● What is needed
All of the entries below are to be repeated word for word.

Listed entries Block Start

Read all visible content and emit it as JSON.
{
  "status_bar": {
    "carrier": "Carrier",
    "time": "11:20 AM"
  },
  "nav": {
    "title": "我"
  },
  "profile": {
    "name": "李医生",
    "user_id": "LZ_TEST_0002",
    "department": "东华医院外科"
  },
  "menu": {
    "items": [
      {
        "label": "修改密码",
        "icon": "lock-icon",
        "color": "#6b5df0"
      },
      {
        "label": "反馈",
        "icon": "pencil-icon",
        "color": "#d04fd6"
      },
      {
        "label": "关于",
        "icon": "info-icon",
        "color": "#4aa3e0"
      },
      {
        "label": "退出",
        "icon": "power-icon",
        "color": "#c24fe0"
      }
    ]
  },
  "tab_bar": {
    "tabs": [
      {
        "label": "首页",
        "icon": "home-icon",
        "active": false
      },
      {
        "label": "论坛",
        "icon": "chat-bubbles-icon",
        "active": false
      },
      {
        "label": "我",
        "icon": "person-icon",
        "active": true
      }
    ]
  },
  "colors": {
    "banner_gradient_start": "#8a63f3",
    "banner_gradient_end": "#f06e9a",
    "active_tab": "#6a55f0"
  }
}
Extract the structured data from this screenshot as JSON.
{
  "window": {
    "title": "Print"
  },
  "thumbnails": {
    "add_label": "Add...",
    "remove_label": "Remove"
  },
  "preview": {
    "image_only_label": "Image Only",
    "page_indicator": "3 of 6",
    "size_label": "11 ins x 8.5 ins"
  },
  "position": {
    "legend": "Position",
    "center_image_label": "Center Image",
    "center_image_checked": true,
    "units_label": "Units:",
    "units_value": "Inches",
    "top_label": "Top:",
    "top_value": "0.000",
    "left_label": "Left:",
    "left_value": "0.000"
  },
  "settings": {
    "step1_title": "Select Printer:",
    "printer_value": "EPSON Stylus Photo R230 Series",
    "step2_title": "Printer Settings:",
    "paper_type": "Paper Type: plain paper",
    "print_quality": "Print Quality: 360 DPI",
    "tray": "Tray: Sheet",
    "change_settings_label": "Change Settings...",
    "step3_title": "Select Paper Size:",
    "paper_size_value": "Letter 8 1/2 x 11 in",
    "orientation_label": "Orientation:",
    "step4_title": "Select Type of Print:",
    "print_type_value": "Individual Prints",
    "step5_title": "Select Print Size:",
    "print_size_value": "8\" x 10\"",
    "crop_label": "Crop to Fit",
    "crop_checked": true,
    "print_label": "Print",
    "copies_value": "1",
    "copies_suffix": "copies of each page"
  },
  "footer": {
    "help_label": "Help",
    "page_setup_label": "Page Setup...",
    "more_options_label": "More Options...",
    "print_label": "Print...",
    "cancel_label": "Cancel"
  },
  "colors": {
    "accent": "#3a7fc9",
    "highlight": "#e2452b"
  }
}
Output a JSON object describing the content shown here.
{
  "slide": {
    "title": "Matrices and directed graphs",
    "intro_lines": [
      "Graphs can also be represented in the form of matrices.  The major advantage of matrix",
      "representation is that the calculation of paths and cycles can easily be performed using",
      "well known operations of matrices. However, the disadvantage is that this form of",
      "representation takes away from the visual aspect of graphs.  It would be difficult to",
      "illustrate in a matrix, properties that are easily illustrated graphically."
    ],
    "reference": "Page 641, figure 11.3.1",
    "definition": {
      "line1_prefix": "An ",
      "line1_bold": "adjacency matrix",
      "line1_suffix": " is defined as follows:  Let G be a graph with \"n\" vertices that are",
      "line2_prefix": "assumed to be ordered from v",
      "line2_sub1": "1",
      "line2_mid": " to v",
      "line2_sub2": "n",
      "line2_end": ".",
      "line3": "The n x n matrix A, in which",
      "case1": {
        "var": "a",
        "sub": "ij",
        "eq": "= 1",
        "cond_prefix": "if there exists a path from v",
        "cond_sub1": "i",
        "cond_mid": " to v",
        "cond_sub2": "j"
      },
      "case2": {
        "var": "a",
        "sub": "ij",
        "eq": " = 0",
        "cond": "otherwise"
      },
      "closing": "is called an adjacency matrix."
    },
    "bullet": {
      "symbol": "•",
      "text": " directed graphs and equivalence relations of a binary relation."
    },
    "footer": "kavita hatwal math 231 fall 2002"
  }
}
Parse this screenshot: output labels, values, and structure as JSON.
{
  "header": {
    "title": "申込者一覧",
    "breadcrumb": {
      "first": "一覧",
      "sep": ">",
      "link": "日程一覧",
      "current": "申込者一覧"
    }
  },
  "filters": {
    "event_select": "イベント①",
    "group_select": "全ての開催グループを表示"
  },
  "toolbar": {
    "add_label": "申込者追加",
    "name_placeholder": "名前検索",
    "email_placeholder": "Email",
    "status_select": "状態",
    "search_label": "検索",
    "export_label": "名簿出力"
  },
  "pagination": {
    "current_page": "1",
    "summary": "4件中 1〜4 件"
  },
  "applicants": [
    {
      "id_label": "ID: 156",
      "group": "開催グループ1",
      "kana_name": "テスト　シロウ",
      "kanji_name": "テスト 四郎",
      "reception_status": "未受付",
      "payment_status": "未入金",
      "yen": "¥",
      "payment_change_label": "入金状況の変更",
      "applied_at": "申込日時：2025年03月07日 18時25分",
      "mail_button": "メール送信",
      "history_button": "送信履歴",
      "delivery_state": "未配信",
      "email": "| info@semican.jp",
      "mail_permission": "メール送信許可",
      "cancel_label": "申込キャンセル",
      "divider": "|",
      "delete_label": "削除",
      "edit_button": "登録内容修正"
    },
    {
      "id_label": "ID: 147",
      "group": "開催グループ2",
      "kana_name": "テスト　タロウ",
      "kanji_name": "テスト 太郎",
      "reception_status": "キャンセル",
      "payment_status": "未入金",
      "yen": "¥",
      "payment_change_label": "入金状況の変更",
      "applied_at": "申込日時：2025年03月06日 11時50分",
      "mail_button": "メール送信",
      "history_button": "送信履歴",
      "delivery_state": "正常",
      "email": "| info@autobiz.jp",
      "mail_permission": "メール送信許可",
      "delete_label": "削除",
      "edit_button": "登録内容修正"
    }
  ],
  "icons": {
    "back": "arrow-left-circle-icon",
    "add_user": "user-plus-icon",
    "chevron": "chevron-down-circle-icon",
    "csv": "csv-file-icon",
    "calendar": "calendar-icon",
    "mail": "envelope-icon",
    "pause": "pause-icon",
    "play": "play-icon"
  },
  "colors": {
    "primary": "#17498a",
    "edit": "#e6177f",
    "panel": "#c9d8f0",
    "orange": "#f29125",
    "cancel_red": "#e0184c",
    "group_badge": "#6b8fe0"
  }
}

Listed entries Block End

● Exercise solution
Read all visible content and emit it as JSON.
{
  "status_bar": {
    "carrier": "Carrier",
    "time": "11:20 AM"
  },
  "nav": {
    "title": "我"
  },
  "profile": {
    "name": "李医生",
    "user_id": "LZ_TEST_0002",
    "department": "东华医院外科"
  },
  "menu": {
    "items": [
      {
        "label": "修改密码",
        "icon": "lock-icon",
        "color": "#6b5df0"
      },
      {
        "label": "反馈",
        "icon": "pencil-icon",
        "color": "#d04fd6"
      },
      {
        "label": "关于",
        "icon": "info-icon",
        "color": "#4aa3e0"
      },
      {
        "label": "退出",
        "icon": "power-icon",
        "color": "#c24fe0"
      }
    ]
  },
  "tab_bar": {
    "tabs": [
      {
        "label": "首页",
        "icon": "home-icon",
        "active": false
      },
      {
        "label": "论坛",
        "icon": "chat-bubbles-icon",
        "active": false
      },
      {
        "label": "我",
        "icon": "person-icon",
        "active": true
      }
    ]
  },
  "colors": {
    "banner_gradient_start": "#8a63f3",
    "banner_gradient_end": "#f06e9a",
    "active_tab": "#6a55f0"
  }
}
Extract the structured data from this screenshot as JSON.
{
  "window": {
    "title": "Print"
  },
  "thumbnails": {
    "add_label": "Add...",
    "remove_label": "Remove"
  },
  "preview": {
    "image_only_label": "Image Only",
    "page_indicator": "3 of 6",
    "size_label": "11 ins x 8.5 ins"
  },
  "position": {
    "legend": "Position",
    "center_image_label": "Center Image",
    "center_image_checked": true,
    "units_label": "Units:",
    "units_value": "Inches",
    "top_label": "Top:",
    "top_value": "0.000",
    "left_label": "Left:",
    "left_value": "0.000"
  },
  "settings": {
    "step1_title": "Select Printer:",
    "printer_value": "EPSON Stylus Photo R230 Series",
    "step2_title": "Printer Settings:",
    "paper_type": "Paper Type: plain paper",
    "print_quality": "Print Quality: 360 DPI",
    "tray": "Tray: Sheet",
    "change_settings_label": "Change Settings...",
    "step3_title": "Select Paper Size:",
    "paper_size_value": "Letter 8 1/2 x 11 in",
    "orientation_label": "Orientation:",
    "step4_title": "Select Type of Print:",
    "print_type_value": "Individual Prints",
    "step5_title": "Select Print Size:",
    "print_size_value": "8\" x 10\"",
    "crop_label": "Crop to Fit",
    "crop_checked": true,
    "print_label": "Print",
    "copies_value": "1",
    "copies_suffix": "copies of each page"
  },
  "footer": {
    "help_label": "Help",
    "page_setup_label": "Page Setup...",
    "more_options_label": "More Options...",
    "print_label": "Print...",
    "cancel_label": "Cancel"
  },
  "colors": {
    "accent": "#3a7fc9",
    "highlight": "#e2452b"
  }
}
Output a JSON object describing the content shown here.
{
  "slide": {
    "title": "Matrices and directed graphs",
    "intro_lines": [
      "Graphs can also be represented in the form of matrices.  The major advantage of matrix",
      "representation is that the calculation of paths and cycles can easily be performed using",
      "well known operations of matrices. However, the disadvantage is that this form of",
      "representation takes away from the visual aspect of graphs.  It would be difficult to",
      "illustrate in a matrix, properties that are easily illustrated graphically."
    ],
    "reference": "Page 641, figure 11.3.1",
    "definition": {
      "line1_prefix": "An ",
      "line1_bold": "adjacency matrix",
      "line1_suffix": " is defined as follows:  Let G be a graph with \"n\" vertices that are",
      "line2_prefix": "assumed to be ordered from v",
      "line2_sub1": "1",
      "line2_mid": " to v",
      "line2_sub2": "n",
      "line2_end": ".",
      "line3": "The n x n matrix A, in which",
      "case1": {
        "var": "a",
        "sub": "ij",
        "eq": "= 1",
        "cond_prefix": "if there exists a path from v",
        "cond_sub1": "i",
        "cond_mid": " to v",
        "cond_sub2": "j"
      },
      "case2": {
        "var": "a",
        "sub": "ij",
        "eq": " = 0",
        "cond": "otherwise"
      },
      "closing": "is called an adjacency matrix."
    },
    "bullet": {
      "symbol": "•",
      "text": " directed graphs and equivalence relations of a binary relation."
    },
    "footer": "kavita hatwal math 231 fall 2002"
  }
}
Parse this screenshot: output labels, values, and structure as JSON.
{
  "header": {
    "title": "申込者一覧",
    "breadcrumb": {
      "first": "一覧",
      "sep": ">",
      "link": "日程一覧",
      "current": "申込者一覧"
    }
  },
  "filters": {
    "event_select": "イベント①",
    "group_select": "全ての開催グループを表示"
  },
  "toolbar": {
    "add_label": "申込者追加",
    "name_placeholder": "名前検索",
    "email_placeholder": "Email",
    "status_select": "状態",
    "search_label": "検索",
    "export_label": "名簿出力"
  },
  "pagination": {
    "current_page": "1",
    "summary": "4件中 1〜4 件"
  },
  "applicants": [
    {
      "id_label": "ID: 156",
      "group": "開催グループ1",
      "kana_name": "テスト　シロウ",
      "kanji_name": "テスト 四郎",
      "reception_status": "未受付",
      "payment_status": "未入金",
      "yen": "¥",
      "payment_change_label": "入金状況の変更",
      "applied_at": "申込日時：2025年03月07日 18時25分",
      "mail_button": "メール送信",
      "history_button": "送信履歴",
      "delivery_state": "未配信",
      "email": "| info@semican.jp",
      "mail_permission": "メール送信許可",
      "cancel_label": "申込キャンセル",
      "divider": "|",
      "delete_label": "削除",
      "edit_button": "登録内容修正"
    },
    {
      "id_label": "ID: 147",
      "group": "開催グループ2",
      "kana_name": "テスト　タロウ",
      "kanji_name": "テスト 太郎",
      "reception_status": "キャンセル",
      "payment_status": "未入金",
      "yen": "¥",
      "payment_change_label": "入金状況の変更",
      "applied_at": "申込日時：2025年03月06日 11時50分",
      "mail_button": "メール送信",
      "history_button": "送信履歴",
      "delivery_state": "正常",
      "email": "| info@autobiz.jp",
      "mail_permission": "メール送信許可",
      "delete_label": "削除",
      "edit_button": "登録内容修正"
    }
  ],
  "icons": {
    "back": "arrow-left-circle-icon",
    "add_user": "user-plus-icon",
    "chevron": "chevron-down-circle-icon",
    "csv": "csv-file-icon",
    "calendar": "calendar-icon",
    "mail": "envelope-icon",
    "pause": "pause-icon",
    "play": "play-icon"
  },
  "colors": {
    "primary": "#17498a",
    "edit": "#e6177f",
    "panel": "#c9d8f0",
    "orange": "#f29125",
    "cancel_red": "#e0184c",
    "group_badge": "#6b8fe0"
  }
}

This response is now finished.